Stock traders and investors can benefit greatly from understanding the metrics to evaluate a stock. The issue is that many of these measurements can be difficult to grasp or even impossible.

Stocks' beta values fall into this group. So you're in the right place if you're looking for a brief explanation of beta value. Please follow along as we explain what Beta is and how to calculate it.

What does the stock market's Beta mean?

A mathematical concept known as beta gauges a stock's level of risk in relation to the market as a whole. The beta value may be positive or negative depending on the stock under consideration. Additionally, the market's beta value is always 1.

A stock is considered to be very volatile if its beta value is high (>1). Conversely, a stock with a low Beta (1) is considered more stable and less erratic than the market. Not only that.

The beta number may also serve as a proxy for a stock's potential for profit.

While low-beta companies will likely produce returns that are more or less in order with the market, high-beta stocks have the potential to create huge returns (or lower). It's easy to understand why the market has a beta of 1.

Beta measures a stock or asset's movement concerning the market. What influences how the market moves? Itself. There is one more thing you should be aware of.

You must contrast a stock with the appropriate benchmark index to determine its beta value.

How is the Beta of a stock calculated?

Beta is a mathematical measure. Hence there is a formula to calculate it in the end. For example, you may get a stock's Beta by following these steps:

· Calculate the stock and market returns' product of covariance.

· Determine the market's return variance** (for a set time)

· To determine the stock's beta value, divide #1 by #2.

· The formula for calculating a stock's Beta looks like this:

  • Beta () is equal to Cov (Ri, Rm)/Variance (Rm)
  • Ri: Stock return formula
  • Rm is the overall market return.

Ø Covariance: a measurement of the peaks and troughs in a stock's returns relative to those of the market

Ø Variance: the difference between the returns of the market and its average

Different Beta Values

Four categories can be used to classify this roughly:

  • The beta value is less than 1.0. : The stock should be less volatile than the market. With a stock like this in it, an investor's portfolio might be less hazardous than it would be without it.
  • A stock with a beta of 1.0: theoretically has the same characteristics as the market. Adding this stock to a portfolio may have no effect on risk.
  • Stock's beta value exceeds 1.0: it could be more volatile than the market. By including such stock in your portfolio, your risk may dramatically increase.
  • A stock with a negative beta: theoretically has an inverse link to the market. The stock may decline if the market rises, and vice versa.

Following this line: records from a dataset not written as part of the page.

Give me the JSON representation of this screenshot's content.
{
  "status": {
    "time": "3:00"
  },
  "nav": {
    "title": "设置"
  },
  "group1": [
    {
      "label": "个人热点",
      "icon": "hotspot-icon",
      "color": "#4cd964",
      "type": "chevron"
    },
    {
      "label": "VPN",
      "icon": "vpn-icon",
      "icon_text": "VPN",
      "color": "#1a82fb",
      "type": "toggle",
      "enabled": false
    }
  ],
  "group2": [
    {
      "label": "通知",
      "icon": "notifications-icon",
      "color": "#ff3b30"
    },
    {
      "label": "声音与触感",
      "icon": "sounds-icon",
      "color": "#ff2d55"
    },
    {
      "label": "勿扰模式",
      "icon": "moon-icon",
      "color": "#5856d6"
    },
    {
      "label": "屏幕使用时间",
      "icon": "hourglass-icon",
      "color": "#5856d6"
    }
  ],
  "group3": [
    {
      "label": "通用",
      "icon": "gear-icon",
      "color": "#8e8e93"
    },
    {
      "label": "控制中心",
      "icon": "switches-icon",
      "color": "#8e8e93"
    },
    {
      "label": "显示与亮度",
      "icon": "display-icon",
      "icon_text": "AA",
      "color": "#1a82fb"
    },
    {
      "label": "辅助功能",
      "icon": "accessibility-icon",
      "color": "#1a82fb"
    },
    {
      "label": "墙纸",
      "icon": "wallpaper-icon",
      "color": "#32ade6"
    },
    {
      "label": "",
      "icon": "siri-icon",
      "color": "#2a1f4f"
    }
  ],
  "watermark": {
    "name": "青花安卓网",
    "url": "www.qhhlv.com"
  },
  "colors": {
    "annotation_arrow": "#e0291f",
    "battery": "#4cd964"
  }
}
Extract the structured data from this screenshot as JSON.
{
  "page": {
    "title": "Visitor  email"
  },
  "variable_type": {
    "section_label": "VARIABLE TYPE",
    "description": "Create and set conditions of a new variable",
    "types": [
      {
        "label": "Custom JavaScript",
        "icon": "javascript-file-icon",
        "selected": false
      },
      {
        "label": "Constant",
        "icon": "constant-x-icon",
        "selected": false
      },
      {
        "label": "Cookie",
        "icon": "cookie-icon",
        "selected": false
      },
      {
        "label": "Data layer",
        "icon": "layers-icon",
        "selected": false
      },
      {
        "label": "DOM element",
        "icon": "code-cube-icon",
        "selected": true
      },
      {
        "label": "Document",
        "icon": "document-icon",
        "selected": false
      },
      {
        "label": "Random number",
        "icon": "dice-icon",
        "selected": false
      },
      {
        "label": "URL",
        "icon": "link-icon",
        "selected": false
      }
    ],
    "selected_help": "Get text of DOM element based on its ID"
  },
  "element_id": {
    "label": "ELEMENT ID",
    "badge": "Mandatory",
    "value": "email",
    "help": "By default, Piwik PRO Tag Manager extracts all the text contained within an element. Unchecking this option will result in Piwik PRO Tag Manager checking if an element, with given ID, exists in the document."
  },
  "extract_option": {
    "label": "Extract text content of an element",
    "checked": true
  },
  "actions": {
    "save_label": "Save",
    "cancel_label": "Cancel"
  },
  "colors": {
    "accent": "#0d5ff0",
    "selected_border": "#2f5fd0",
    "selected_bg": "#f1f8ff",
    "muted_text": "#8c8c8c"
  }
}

Conclusively, a stock's low Beta value does not guarantee that it will be a wise investment. For example, a stock that is less erratic than the market may experience a protracted downward trend.

Using the beta value, you may estimate a stock's price movement concerning its benchmark index. Theoretically, being aware of the rewards and risks related to a stock can be helpful.